▸ EXERCISE DESCRIPTION: From the listing below, copy every line with the word "LAKERS".

▸ DATASET CONTENT:
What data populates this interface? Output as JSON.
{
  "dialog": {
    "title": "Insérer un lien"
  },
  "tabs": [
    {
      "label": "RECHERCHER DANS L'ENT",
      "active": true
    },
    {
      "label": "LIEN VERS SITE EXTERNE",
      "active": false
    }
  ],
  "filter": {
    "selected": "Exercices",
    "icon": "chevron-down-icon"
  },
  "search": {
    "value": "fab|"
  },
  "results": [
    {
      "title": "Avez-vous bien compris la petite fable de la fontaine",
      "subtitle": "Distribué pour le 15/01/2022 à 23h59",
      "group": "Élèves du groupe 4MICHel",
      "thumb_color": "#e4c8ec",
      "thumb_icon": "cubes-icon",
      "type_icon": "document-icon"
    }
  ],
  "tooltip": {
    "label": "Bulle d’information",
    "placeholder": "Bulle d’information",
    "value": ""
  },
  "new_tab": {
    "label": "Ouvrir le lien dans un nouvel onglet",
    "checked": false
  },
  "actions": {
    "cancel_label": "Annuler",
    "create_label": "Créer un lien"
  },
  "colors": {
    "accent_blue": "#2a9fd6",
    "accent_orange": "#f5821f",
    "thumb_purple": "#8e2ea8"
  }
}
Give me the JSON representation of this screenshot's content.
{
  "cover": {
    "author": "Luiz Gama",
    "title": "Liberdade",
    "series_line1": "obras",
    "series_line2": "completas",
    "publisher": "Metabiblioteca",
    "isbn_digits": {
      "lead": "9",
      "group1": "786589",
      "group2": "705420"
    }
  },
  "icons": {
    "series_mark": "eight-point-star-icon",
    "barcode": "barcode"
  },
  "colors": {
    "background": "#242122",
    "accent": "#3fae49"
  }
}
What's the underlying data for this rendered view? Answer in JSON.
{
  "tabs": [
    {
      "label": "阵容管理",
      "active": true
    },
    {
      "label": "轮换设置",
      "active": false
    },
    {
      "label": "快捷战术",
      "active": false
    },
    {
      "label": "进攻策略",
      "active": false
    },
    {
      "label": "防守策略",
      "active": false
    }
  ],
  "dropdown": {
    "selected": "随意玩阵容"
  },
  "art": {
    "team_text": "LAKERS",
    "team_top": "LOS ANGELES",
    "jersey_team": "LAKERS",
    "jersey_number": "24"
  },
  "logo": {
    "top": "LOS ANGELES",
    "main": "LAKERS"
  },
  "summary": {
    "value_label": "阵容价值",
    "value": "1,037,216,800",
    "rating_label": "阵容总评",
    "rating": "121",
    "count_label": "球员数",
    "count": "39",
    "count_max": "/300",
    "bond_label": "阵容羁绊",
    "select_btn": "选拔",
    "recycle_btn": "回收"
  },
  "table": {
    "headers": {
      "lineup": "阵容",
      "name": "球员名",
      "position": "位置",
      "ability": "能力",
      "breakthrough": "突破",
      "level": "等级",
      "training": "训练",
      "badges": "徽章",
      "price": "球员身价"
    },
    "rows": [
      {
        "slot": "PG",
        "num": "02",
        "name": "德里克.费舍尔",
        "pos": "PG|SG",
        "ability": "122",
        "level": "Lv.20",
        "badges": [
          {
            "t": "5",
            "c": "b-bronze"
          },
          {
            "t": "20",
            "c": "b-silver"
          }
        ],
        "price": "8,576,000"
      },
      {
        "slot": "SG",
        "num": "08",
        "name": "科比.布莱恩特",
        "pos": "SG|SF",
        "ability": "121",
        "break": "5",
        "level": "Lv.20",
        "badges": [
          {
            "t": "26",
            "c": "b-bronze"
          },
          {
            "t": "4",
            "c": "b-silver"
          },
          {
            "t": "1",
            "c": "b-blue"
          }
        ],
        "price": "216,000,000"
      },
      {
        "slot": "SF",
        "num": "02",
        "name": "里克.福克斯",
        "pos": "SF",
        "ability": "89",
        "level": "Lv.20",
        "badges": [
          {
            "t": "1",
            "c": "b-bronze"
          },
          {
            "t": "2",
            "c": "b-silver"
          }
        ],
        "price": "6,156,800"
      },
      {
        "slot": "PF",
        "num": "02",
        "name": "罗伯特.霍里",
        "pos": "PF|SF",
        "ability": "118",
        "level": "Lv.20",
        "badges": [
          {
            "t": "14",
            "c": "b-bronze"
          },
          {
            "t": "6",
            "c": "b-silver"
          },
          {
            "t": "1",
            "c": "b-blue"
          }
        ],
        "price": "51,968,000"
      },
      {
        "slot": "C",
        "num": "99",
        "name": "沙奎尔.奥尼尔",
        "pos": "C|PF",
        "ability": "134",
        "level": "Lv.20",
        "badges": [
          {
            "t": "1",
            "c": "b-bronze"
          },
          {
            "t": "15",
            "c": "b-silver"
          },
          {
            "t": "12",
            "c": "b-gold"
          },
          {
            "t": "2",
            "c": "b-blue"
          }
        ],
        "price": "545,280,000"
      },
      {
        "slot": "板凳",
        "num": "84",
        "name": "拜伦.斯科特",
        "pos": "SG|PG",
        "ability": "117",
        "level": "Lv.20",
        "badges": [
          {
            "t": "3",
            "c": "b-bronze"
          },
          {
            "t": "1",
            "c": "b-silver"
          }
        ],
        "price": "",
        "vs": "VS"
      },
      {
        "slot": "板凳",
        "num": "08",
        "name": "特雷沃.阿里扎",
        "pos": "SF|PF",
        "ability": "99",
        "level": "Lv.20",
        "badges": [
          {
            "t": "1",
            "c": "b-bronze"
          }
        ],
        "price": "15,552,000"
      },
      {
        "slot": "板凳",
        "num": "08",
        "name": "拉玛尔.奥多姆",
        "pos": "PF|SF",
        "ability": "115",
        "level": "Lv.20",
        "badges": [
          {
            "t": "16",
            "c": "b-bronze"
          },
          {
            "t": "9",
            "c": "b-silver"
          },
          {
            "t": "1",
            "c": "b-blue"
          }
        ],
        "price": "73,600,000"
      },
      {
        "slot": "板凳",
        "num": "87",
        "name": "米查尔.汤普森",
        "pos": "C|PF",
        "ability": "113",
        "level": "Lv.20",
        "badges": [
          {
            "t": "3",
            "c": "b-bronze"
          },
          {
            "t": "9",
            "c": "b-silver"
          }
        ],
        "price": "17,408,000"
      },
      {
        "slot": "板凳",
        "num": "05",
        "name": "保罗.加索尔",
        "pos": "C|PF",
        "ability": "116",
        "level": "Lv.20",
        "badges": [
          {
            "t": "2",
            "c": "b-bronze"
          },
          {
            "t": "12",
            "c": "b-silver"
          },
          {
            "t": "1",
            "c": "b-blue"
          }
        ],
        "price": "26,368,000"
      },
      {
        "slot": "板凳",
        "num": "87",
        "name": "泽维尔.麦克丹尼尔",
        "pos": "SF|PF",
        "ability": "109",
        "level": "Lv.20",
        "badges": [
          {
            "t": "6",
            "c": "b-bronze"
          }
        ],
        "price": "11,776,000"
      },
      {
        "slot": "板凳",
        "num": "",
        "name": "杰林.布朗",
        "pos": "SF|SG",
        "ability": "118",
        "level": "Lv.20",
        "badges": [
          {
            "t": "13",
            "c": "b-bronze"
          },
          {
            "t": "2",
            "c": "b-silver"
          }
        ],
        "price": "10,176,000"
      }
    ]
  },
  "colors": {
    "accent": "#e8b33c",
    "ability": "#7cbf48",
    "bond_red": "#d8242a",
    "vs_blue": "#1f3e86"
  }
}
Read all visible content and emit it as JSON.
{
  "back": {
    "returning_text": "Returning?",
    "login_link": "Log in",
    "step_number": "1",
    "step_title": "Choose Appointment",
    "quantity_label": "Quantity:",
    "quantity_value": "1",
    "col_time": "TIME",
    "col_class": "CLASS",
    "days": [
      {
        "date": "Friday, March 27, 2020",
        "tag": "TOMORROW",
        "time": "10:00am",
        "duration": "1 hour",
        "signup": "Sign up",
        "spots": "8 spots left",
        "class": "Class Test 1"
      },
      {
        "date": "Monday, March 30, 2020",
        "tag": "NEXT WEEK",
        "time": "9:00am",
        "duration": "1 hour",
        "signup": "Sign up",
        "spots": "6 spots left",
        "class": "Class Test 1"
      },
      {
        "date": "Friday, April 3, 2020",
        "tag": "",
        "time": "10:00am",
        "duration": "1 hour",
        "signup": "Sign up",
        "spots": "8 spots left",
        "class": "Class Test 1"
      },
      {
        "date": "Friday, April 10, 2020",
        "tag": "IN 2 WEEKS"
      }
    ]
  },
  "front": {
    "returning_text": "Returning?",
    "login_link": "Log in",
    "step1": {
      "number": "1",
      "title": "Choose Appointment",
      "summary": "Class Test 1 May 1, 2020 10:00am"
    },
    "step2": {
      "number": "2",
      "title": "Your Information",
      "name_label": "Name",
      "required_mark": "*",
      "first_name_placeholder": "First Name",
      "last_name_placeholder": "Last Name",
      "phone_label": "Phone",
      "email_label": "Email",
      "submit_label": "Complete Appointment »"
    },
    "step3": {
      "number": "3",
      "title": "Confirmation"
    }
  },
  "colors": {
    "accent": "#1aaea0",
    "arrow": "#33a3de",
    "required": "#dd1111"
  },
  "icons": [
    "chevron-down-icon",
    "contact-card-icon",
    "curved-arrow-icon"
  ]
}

▸ SOLUTION:
    "team_text": "LAKERS",
    "jersey_team": "LAKERS",
    "main": "LAKERS"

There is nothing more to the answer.